All of the data below should be set down again verbatim, without any images.
Start of DATA SUPPLIED
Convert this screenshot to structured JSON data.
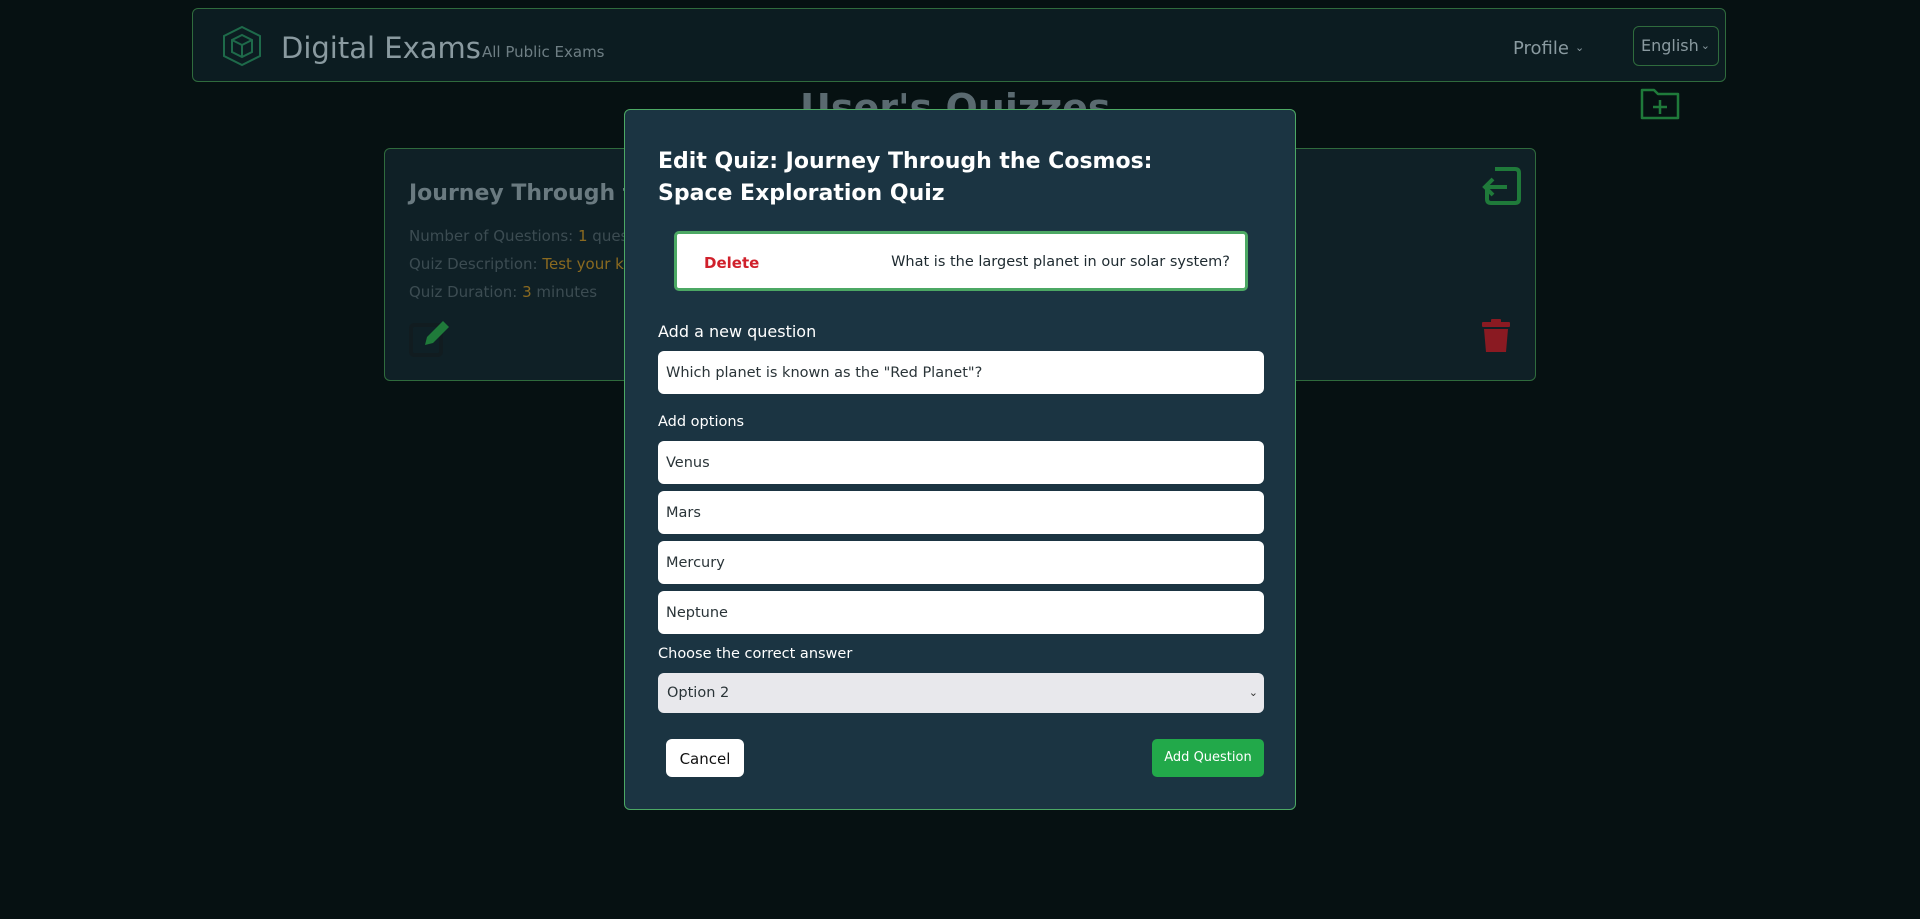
{
  "navbar": {
    "brand": "Digital Exams",
    "link": "All Public Exams",
    "profile": "Profile",
    "language": "English"
  },
  "page": {
    "title": "User's Quizzes"
  },
  "quiz_card": {
    "title": "Journey Through the Cosmos: Space Exploration Quiz",
    "questions_label": "Number of Questions: ",
    "questions_value": "1",
    "questions_unit": " questions",
    "description_label": "Quiz Description: ",
    "description_value": "Test your knowledge",
    "duration_label": "Quiz Duration: ",
    "duration_value": "3",
    "duration_unit": " minutes"
  },
  "modal": {
    "title": "Edit Quiz: Journey Through the Cosmos: Space Exploration Quiz",
    "existing_question": {
      "delete_label": "Delete",
      "text": "What is the largest planet in our solar system?"
    },
    "new_question_label": "Add a new question",
    "new_question_value": "Which planet is known as the \"Red Planet\"?",
    "options_label": "Add options",
    "options": [
      "Venus",
      "Mars",
      "Mercury",
      "Neptune"
    ],
    "answer_label": "Choose the correct answer",
    "answer_selected": "Option 2",
    "cancel_label": "Cancel",
    "add_label": "Add Question"
  },
  "colors": {
    "background": "#061112",
    "modal_bg": "#1b3442",
    "accent_green": "#22a94a",
    "border_green": "#4ca864",
    "danger_red": "#d0202b"
  }
}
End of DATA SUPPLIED
#### [RESPONSE TO THIS EXERCISE]
Convert this screenshot to structured JSON data.
{
  "navbar": {
    "brand": "Digital Exams",
    "link": "All Public Exams",
    "profile": "Profile",
    "language": "English"
  },
  "page": {
    "title": "User's Quizzes"
  },
  "quiz_card": {
    "title": "Journey Through the Cosmos: Space Exploration Quiz",
    "questions_label": "Number of Questions: ",
    "questions_value": "1",
    "questions_unit": " questions",
    "description_label": "Quiz Description: ",
    "description_value": "Test your knowledge",
    "duration_label": "Quiz Duration: ",
    "duration_value": "3",
    "duration_unit": " minutes"
  },
  "modal": {
    "title": "Edit Quiz: Journey Through the Cosmos: Space Exploration Quiz",
    "existing_question": {
      "delete_label": "Delete",
      "text": "What is the largest planet in our solar system?"
    },
    "new_question_label": "Add a new question",
    "new_question_value": "Which planet is known as the \"Red Planet\"?",
    "options_label": "Add options",
    "options": [
      "Venus",
      "Mars",
      "Mercury",
      "Neptune"
    ],
    "answer_label": "Choose the correct answer",
    "answer_selected": "Option 2",
    "cancel_label": "Cancel",
    "add_label": "Add Question"
  },
  "colors": {
    "background": "#061112",
    "modal_bg": "#1b3442",
    "accent_green": "#22a94a",
    "border_green": "#4ca864",
    "danger_red": "#d0202b"
  }
}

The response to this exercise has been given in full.